Like the singer of the 1970s hit, Jillian eventually realizes that life in Prince Robin's harem is empty and meaningless, so she packs up all her loot and returns home. Where she promptly runs through all her money, so she decides to go back to the well one more time. And resolves to be less starry-eyed and more business-like in her dealing with the Playboy Prince.
SOME GIRLS is competently written, but, ultimately, as empty and meaningless as the glamorous life led by the singer in the trite 70s song. I shudder to think how many young women might, inspired by the author's lucrative experience, try to hook up with prince who has a harem, only to find themselves in the hands of pimps and traffickers.
It turns out that it is a true (and believable I might add) story about a young aspiring actress who answered to a casting call that ended up being a 'casting call' for fresh new girls to join a harem belonging to a prince of Brunei. As dramatic as it sounds, I could see how easily an eager, young, naive girl who was struggling financially could lose her morals and judgement to keep her self safe could get involved in something like this. Think of all of the young girls flocking to Hollywood or attending some audition or photo shoot by some sleazy creep with alterior motives? Lucky for Jillian, she went willingly, wasn't abused and was allowed to leave (the harem) willingly - when her time was up that is. Regardless of being paid hoards of money and receiving expensive gifts of jewelry and designer clothing shopping sprees, she WAS expected to stay within the palace compound and at times, even in a particular room and expected to be available whenever the prince 'wanted' her OR when he wanted his brother, the Saultan to have her as a gift for an afternoon.

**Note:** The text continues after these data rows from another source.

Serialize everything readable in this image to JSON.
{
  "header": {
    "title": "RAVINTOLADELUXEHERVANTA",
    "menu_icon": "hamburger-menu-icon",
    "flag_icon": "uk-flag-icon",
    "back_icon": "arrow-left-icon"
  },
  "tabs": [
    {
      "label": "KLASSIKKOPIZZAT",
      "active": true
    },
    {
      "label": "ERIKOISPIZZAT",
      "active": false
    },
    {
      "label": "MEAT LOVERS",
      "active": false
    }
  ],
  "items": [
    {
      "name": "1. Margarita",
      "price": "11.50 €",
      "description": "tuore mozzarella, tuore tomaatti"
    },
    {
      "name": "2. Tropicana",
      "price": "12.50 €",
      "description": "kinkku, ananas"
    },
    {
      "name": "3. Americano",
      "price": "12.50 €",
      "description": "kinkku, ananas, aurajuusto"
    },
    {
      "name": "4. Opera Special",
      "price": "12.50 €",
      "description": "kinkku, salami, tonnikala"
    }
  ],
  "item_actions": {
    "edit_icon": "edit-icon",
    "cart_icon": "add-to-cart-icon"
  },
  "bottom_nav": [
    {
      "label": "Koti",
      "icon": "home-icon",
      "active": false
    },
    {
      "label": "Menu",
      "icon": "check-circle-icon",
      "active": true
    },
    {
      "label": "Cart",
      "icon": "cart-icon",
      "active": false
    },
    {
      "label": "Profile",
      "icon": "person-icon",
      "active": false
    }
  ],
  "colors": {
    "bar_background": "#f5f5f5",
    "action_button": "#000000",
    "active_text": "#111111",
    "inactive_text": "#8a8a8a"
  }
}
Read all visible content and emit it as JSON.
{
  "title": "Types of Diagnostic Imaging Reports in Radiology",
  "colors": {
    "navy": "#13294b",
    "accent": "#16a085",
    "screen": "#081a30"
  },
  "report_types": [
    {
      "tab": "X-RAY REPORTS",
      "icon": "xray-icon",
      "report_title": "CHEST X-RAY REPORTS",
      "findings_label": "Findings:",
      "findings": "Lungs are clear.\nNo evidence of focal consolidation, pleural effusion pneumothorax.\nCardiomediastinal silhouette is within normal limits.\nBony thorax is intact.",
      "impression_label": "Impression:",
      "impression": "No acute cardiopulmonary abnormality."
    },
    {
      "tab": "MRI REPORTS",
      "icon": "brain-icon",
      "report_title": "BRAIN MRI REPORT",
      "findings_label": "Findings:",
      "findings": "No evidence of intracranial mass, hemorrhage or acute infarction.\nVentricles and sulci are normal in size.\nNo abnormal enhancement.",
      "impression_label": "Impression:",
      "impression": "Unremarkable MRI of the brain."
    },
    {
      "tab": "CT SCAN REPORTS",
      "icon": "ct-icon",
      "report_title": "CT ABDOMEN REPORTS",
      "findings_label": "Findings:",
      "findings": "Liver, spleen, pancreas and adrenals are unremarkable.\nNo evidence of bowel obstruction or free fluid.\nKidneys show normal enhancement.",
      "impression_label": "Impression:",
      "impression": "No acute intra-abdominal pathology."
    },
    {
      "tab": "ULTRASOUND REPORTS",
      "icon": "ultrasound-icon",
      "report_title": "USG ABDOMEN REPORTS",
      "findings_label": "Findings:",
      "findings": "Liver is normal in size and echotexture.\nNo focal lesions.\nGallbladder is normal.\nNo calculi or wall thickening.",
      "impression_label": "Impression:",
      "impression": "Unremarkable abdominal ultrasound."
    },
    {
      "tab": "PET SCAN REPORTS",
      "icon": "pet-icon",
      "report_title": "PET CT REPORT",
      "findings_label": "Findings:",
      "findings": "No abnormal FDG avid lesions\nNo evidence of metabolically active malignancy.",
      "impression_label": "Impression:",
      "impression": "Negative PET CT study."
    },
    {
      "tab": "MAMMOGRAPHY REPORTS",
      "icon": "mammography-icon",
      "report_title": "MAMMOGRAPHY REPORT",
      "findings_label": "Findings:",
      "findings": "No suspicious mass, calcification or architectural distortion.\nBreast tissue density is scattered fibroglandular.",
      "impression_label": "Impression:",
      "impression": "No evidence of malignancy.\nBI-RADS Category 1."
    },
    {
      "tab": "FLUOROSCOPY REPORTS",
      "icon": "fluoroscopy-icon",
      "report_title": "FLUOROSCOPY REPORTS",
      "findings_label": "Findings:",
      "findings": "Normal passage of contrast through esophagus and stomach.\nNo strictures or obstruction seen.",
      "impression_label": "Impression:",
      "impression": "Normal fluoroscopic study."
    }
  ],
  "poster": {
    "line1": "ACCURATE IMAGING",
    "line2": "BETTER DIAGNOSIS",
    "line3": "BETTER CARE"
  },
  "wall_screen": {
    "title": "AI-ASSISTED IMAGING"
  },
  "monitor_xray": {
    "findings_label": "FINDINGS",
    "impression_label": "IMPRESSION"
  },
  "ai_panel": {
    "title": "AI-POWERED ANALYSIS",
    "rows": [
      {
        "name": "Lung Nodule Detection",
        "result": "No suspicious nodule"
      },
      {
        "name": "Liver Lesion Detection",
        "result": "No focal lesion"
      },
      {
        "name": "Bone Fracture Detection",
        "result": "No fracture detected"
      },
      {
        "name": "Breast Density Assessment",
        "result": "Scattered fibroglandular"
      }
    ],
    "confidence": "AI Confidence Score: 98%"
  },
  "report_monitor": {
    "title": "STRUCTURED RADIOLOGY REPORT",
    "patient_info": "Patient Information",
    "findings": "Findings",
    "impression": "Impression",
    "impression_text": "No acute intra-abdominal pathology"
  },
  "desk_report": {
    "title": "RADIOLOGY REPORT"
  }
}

As interesting as the basis of her book, I felt her whole experience and sharing her story with us was wasted on mediocre writing talent...Read more ›
Most Recent Customer Reviews
Fresh! Exciting! Very thought provoking. Such sincere, deep honesty. What an interesting person the author is. Thanks for a glimpse into your enthralling life!Published 1 month ago
Such low self esteem. I had to force myself to finish it, since I have never finished a book. Giving one star just to be kind. Read morePublished 2 months ago by William C. Percin
Meh. The writing is first-year comp profundity. This is self ethnography for hire. If she hadn't had the cushest of all hooking gigs, nobody would even glance at the manuscript. Read morePublished 3 months ago by Renee St. Louis
This was a great read. I was expecting it to be a typical, trashy "tell all" about exploits as a prince's mistress, but it was SO much more. Read morePublished 4 months ago by Katie Leigh
Amazing memoir! You will read it in a single night! Then read her next memoir "everything you've ever wanted". So so good!Published 4 months ago by Pearl
I'll reserve judgement until after I read this book - but it did catch my eye.Published 4 months ago by Fussvillesue